===== DATASET EXCERPTS

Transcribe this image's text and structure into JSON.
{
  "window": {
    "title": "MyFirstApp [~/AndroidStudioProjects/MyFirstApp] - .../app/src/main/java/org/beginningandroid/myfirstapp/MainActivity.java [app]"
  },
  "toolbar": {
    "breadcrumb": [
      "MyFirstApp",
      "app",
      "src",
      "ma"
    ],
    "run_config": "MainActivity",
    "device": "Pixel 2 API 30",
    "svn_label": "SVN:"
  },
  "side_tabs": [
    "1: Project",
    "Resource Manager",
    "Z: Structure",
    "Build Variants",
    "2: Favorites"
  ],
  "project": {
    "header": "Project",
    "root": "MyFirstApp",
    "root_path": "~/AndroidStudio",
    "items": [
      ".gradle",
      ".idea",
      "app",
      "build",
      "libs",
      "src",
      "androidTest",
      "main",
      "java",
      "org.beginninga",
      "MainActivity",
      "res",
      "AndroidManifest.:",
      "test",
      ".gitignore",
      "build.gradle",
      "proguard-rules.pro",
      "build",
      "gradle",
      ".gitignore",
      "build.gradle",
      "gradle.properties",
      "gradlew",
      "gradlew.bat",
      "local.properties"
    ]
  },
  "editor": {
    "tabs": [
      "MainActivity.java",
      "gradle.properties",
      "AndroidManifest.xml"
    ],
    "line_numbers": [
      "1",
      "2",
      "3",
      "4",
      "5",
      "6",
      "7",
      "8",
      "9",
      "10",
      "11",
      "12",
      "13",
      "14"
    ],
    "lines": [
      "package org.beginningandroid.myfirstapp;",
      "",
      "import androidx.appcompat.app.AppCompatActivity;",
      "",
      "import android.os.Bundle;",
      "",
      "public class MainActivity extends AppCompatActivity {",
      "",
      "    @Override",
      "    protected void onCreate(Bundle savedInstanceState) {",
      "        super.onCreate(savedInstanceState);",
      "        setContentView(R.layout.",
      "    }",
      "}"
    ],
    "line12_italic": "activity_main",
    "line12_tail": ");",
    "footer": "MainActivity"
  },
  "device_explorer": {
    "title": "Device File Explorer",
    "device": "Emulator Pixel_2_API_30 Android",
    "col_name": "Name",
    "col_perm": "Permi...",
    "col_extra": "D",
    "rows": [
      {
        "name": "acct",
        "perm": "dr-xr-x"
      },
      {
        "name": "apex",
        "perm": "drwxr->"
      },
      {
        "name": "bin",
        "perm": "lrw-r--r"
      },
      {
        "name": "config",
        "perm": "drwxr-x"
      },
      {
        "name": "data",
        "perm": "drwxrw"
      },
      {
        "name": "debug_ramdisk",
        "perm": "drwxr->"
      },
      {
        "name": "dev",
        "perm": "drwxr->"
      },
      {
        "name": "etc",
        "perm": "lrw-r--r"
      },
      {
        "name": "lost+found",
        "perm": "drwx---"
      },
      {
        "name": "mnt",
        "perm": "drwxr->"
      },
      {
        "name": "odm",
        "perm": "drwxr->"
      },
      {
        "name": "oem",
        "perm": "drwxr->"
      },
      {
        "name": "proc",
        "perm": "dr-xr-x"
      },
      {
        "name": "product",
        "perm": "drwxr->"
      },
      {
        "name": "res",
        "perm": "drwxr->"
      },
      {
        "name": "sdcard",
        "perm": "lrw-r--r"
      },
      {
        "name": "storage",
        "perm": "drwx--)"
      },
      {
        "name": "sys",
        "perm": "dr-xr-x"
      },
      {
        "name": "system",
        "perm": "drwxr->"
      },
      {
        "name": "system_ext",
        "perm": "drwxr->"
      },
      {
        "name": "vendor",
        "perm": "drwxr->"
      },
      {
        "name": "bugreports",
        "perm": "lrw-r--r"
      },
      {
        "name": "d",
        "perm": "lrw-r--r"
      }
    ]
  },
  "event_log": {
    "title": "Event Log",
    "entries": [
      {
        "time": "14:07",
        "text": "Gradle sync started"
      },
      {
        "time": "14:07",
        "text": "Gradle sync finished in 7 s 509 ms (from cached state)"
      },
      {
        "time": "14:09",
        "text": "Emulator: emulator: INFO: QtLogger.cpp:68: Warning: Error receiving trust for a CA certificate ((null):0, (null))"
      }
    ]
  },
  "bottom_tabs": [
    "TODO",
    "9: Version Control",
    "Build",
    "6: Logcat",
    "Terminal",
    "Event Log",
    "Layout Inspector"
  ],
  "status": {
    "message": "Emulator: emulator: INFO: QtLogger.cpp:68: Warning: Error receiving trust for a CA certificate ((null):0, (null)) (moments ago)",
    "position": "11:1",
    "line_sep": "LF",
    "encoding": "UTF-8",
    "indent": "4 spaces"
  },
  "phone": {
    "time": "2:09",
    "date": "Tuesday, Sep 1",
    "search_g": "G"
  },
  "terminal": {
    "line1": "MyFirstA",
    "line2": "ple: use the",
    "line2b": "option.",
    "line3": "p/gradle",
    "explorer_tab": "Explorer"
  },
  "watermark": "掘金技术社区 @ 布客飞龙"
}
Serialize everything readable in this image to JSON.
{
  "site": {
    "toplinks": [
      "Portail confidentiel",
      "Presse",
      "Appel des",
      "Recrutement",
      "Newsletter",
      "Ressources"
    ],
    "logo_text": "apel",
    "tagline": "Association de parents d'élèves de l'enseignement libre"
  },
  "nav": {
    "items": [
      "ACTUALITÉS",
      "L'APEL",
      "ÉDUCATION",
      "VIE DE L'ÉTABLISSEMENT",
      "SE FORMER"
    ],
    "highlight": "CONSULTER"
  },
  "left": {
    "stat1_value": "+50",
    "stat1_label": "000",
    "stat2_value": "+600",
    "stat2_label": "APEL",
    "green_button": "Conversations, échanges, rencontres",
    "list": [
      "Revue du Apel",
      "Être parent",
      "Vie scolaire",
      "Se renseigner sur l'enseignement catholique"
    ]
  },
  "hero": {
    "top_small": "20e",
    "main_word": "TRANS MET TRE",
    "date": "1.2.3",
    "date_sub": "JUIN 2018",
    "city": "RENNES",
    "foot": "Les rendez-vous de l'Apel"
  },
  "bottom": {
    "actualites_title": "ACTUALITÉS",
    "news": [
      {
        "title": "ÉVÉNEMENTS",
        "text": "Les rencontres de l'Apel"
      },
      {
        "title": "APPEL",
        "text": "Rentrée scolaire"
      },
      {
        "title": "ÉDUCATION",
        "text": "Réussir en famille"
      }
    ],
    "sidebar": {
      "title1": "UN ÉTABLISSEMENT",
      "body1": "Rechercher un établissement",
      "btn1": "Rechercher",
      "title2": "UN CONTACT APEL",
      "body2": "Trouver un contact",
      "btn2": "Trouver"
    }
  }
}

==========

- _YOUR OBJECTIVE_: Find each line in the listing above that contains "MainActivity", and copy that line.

- _ANSWER TO THIS TASK_:
    "title": "MyFirstApp [~/AndroidStudioProjects/MyFirstApp] - .../app/src/main/java/org/beginningandroid/myfirstapp/MainActivity.java [app]"
    "run_config": "MainActivity",
      "MainActivity",
      "MainActivity.java",
      "public class MainActivity extends AppCompatActivity {",
    "footer": "MainActivity"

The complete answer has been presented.